EXERCISE PROMPT. Where a line of the data holds the word "footer", copy that line.

DATA RECORDS.
════════════════

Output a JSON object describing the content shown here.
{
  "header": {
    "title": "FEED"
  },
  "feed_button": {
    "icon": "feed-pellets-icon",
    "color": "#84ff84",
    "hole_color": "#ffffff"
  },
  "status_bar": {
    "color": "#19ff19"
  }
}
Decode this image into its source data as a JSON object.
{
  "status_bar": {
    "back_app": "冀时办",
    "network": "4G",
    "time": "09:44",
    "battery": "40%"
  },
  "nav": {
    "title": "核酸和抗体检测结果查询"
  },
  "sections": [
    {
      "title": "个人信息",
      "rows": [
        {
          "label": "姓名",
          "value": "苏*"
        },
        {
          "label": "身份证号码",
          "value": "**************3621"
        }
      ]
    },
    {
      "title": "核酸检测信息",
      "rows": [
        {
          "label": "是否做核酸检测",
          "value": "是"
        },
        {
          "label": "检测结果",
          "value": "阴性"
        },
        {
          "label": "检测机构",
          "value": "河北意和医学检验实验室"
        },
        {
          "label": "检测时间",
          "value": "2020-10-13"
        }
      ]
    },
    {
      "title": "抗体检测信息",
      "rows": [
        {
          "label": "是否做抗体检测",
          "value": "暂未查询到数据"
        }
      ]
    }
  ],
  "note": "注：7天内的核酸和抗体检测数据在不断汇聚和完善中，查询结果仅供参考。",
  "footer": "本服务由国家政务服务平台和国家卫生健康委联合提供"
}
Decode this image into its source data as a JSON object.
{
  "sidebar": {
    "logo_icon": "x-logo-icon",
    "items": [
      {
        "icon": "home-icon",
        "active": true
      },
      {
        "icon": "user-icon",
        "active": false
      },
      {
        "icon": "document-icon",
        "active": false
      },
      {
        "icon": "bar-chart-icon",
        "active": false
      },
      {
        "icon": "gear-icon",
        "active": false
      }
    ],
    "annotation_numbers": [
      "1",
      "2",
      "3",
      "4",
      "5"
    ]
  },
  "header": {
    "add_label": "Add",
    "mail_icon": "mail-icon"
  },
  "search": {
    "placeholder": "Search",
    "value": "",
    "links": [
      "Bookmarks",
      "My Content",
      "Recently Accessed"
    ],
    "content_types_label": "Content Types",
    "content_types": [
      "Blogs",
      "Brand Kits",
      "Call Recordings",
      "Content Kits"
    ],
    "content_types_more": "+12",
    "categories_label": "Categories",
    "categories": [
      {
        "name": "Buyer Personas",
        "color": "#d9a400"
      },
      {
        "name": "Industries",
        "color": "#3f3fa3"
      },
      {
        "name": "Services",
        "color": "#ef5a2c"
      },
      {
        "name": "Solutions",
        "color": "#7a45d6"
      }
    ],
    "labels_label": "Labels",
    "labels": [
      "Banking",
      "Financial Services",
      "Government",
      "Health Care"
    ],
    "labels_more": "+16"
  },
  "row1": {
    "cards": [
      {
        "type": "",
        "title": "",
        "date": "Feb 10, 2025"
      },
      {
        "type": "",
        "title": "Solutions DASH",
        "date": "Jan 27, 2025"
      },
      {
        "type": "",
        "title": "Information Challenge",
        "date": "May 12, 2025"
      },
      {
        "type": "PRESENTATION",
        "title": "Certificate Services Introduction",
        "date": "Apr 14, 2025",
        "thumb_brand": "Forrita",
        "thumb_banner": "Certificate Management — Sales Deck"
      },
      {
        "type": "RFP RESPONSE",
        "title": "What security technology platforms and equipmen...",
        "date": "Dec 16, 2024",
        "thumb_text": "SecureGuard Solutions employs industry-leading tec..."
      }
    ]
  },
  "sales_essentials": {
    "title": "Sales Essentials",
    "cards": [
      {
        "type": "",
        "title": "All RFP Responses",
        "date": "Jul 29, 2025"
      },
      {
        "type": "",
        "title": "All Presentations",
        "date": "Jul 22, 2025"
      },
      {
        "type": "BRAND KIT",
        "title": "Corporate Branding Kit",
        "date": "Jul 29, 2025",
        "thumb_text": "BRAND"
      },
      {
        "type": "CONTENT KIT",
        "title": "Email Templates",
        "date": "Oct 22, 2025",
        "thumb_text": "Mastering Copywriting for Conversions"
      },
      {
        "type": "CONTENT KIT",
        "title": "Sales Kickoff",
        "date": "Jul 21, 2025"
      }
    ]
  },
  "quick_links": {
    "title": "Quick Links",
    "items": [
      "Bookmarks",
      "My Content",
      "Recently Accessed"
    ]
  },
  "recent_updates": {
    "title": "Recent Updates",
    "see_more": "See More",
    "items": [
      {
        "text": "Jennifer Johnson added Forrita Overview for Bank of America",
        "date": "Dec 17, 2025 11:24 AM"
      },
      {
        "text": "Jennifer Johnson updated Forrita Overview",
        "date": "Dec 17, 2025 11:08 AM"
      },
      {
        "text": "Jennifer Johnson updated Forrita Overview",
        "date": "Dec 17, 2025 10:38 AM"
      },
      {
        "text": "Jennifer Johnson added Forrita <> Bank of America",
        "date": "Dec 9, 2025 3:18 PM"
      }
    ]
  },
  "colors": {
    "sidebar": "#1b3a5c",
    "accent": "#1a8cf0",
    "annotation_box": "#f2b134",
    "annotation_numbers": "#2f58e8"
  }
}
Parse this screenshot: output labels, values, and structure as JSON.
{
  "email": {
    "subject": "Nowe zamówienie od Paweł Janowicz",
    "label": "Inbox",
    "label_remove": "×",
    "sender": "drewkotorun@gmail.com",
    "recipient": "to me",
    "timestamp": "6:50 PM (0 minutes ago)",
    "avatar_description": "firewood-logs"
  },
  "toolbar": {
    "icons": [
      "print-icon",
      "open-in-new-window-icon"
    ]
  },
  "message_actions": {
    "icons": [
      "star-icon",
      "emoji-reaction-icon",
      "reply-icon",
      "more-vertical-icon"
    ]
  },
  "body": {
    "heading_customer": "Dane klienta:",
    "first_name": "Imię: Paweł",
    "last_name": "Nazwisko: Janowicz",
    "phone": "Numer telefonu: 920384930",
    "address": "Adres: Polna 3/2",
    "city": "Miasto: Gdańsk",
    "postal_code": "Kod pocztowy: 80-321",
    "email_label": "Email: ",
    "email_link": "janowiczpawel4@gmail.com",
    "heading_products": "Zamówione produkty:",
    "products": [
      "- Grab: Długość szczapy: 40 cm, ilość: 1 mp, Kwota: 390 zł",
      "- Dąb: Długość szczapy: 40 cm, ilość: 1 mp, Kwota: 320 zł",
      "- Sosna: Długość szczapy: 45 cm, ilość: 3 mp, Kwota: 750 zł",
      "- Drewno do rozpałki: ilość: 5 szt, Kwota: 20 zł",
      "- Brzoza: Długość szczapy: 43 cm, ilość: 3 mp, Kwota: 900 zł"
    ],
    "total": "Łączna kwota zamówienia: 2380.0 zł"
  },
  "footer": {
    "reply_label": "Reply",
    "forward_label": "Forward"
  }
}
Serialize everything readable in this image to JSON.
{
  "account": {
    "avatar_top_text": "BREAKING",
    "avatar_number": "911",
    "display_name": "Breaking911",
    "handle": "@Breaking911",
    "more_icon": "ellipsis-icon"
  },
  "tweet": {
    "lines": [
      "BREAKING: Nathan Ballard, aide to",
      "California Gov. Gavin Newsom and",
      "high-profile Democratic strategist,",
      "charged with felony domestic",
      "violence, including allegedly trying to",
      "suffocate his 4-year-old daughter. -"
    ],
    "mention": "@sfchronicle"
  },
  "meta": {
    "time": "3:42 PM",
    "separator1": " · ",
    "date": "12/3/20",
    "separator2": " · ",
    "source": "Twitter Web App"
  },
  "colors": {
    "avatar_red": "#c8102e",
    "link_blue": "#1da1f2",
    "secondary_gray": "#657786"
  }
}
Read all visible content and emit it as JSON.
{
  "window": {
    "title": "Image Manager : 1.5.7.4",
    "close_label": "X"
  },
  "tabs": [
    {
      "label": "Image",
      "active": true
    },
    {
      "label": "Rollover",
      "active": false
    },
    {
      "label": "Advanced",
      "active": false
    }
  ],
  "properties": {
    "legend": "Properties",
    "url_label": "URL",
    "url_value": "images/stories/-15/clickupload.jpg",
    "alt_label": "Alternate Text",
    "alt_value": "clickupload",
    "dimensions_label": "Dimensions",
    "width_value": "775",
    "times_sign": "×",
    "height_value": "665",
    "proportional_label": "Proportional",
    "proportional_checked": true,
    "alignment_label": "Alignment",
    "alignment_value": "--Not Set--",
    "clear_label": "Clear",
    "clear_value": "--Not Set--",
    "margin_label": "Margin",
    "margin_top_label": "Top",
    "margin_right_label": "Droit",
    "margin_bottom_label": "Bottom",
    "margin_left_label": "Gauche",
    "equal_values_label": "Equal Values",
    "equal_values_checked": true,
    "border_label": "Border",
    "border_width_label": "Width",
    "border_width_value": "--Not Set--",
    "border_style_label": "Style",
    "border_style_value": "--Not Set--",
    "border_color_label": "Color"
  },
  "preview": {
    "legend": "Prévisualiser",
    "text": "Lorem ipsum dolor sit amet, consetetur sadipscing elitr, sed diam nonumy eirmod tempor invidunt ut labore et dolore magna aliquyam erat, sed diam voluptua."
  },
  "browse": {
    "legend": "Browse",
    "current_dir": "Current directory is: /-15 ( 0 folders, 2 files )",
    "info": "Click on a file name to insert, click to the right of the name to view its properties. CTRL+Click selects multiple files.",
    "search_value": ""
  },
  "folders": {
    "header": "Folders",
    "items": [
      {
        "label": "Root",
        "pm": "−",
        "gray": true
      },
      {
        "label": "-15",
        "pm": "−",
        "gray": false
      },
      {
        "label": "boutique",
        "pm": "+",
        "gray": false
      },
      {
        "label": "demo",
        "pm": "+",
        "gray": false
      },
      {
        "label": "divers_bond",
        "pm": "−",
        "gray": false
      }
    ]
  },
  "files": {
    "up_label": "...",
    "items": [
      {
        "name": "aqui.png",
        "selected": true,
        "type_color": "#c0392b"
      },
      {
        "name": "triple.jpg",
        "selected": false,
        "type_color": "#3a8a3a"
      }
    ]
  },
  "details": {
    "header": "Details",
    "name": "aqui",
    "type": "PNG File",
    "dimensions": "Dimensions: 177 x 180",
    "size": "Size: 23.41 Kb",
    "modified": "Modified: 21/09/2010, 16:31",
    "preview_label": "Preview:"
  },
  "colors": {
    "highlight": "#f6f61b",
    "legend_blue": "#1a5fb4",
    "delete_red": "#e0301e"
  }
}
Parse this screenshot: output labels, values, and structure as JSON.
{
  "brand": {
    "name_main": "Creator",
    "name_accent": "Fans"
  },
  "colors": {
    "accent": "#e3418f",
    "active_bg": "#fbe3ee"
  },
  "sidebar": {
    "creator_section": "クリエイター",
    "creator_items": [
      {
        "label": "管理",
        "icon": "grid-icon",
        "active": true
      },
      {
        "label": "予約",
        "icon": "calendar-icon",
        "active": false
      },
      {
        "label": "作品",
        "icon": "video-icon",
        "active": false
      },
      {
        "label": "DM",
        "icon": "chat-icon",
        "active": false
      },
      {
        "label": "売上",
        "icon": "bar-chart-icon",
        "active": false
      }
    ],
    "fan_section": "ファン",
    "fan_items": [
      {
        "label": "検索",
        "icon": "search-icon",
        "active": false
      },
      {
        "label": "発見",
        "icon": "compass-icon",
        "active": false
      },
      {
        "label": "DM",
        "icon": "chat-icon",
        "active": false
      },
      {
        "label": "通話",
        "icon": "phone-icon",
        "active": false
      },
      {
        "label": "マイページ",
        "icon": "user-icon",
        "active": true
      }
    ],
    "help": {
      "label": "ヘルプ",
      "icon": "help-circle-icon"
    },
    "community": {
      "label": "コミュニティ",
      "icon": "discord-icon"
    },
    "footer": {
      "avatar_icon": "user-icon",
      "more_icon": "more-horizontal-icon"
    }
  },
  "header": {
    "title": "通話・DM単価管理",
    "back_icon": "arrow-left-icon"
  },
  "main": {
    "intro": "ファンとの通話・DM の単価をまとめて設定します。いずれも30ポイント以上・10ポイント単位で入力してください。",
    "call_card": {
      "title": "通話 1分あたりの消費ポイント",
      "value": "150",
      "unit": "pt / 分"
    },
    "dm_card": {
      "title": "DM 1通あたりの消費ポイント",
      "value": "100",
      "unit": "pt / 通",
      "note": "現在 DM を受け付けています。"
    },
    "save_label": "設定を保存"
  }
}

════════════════

SOLUTION TO THIS PROBLEM.
  "footer": "本服务由国家政务服务平台和国家卫生健康委联合提供"
  "footer": {
    "footer": {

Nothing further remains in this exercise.